Justice that restores emphasizes repairing the harm caused by criminal behavior. Restitution and restoration is best accomplished through co-operative processes that include victim, offender, the court system and mediators.
Exploring restoration changes the emphasis from gaining cold comfort out of how much punishment is inflicted to measuring justice by how much harm is repaired or prevented: a more satisfactory solution all round.
In the United States more than 300 mediation programs work toward restorative justice. In Sioux Falls an organization called “Restore”(formerly VORP) works by providing mediation and other alternatives in an overloaded, unsustainable criminal justice system.
South Dakota has one of the lowest crime rates in the country, but its incarceration rate is twice as high as Massachusetts. South Dakota incarcerates juveniles at a rate more than five times higher than Mississippi. As of September 2009 19% of South Dakota State prison inmates were serving time for drug offenses, nearly 2/3 of those for “possession” of a controlled substance. Another 40% were serving time for nonviolent crimes other than drug offenses. In the United States one in every hundred adults is in prison and one in 45 on probation or parole. In 2007 corrections spending was the fastest-growing major component of state budgets.
When corrections’ spending is the fastest-growing major component of state budgets, restorative justice seems like an idea whose time has come round again. It is time for citizens of good will to pause before “casting stones.” Let us step into the arena and look for alternatives to punishment that are cost effective, restorative, and in keeping with the gospel value of forgiveness.
This article first appeared in “From the Pulpit” January 16, 2010 as featured in the Argus Leader.
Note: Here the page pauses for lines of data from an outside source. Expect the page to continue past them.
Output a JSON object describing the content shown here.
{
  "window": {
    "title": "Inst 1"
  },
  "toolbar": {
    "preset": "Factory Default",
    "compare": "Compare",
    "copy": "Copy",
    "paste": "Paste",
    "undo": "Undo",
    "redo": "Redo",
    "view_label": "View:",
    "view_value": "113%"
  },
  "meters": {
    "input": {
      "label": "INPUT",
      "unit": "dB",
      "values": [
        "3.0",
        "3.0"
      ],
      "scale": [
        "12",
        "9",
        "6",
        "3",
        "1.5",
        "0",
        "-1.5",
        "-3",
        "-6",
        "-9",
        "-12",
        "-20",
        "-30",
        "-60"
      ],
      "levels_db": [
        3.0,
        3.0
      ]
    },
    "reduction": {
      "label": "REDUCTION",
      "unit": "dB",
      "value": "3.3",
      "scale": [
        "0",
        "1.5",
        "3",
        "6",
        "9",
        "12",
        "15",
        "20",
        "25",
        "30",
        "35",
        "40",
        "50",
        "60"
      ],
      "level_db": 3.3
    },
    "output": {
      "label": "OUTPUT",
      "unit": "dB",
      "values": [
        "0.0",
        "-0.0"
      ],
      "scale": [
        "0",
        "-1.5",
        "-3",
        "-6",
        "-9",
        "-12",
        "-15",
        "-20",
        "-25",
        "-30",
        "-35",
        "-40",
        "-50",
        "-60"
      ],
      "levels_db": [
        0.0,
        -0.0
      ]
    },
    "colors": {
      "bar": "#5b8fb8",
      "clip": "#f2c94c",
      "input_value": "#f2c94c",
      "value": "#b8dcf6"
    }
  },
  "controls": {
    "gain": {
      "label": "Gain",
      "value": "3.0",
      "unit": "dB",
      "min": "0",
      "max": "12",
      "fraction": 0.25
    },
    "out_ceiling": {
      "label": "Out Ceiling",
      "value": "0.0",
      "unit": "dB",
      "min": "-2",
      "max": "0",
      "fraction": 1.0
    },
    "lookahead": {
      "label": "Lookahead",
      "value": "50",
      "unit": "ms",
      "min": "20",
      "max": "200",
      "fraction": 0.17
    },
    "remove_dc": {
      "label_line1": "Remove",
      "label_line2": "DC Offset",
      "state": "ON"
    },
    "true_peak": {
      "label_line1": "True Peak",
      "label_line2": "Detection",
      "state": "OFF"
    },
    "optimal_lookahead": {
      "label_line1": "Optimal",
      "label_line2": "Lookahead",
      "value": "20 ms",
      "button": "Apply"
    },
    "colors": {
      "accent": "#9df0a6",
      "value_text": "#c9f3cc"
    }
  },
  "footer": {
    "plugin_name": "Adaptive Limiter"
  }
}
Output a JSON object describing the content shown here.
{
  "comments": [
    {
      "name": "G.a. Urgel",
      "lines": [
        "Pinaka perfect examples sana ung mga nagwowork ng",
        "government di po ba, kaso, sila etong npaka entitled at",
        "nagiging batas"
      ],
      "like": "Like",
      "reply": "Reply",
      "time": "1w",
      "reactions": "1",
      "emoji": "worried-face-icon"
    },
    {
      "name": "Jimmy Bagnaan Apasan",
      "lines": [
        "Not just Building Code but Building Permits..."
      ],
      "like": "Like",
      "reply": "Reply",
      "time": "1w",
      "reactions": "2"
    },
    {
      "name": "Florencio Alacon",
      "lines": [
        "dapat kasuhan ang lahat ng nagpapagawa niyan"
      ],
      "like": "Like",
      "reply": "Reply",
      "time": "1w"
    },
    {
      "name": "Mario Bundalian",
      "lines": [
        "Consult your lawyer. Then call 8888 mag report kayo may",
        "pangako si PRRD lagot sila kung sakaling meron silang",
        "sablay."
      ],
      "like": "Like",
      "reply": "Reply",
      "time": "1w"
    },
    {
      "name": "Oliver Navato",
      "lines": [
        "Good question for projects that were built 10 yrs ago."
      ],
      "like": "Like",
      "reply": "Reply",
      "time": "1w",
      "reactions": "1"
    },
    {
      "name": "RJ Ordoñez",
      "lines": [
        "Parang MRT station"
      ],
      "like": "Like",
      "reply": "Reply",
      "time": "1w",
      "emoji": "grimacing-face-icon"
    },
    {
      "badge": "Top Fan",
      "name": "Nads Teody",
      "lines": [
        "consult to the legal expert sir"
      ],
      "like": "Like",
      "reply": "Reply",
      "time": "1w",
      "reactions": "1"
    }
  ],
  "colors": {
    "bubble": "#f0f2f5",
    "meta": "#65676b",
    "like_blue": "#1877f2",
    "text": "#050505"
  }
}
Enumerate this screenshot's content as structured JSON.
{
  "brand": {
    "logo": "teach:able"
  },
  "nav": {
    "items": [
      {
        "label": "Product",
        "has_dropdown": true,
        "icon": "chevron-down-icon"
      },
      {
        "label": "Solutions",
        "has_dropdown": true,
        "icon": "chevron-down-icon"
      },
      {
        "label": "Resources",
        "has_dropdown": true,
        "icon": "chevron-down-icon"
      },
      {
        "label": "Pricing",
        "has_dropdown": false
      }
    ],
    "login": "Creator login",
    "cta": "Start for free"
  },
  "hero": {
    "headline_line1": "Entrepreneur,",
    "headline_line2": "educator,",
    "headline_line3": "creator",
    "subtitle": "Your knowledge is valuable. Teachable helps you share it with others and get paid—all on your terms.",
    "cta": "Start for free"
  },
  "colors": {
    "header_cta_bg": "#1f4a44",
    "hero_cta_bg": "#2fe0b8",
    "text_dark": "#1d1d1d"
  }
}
The Rev. Peter Holland supervises Clinical Pastoral Education at Avera Health and is a board member for Restore.
 National Survey Office of Victims of Crime(OVC),U.S. Dept. of Justice Programs, Washington DC, April2000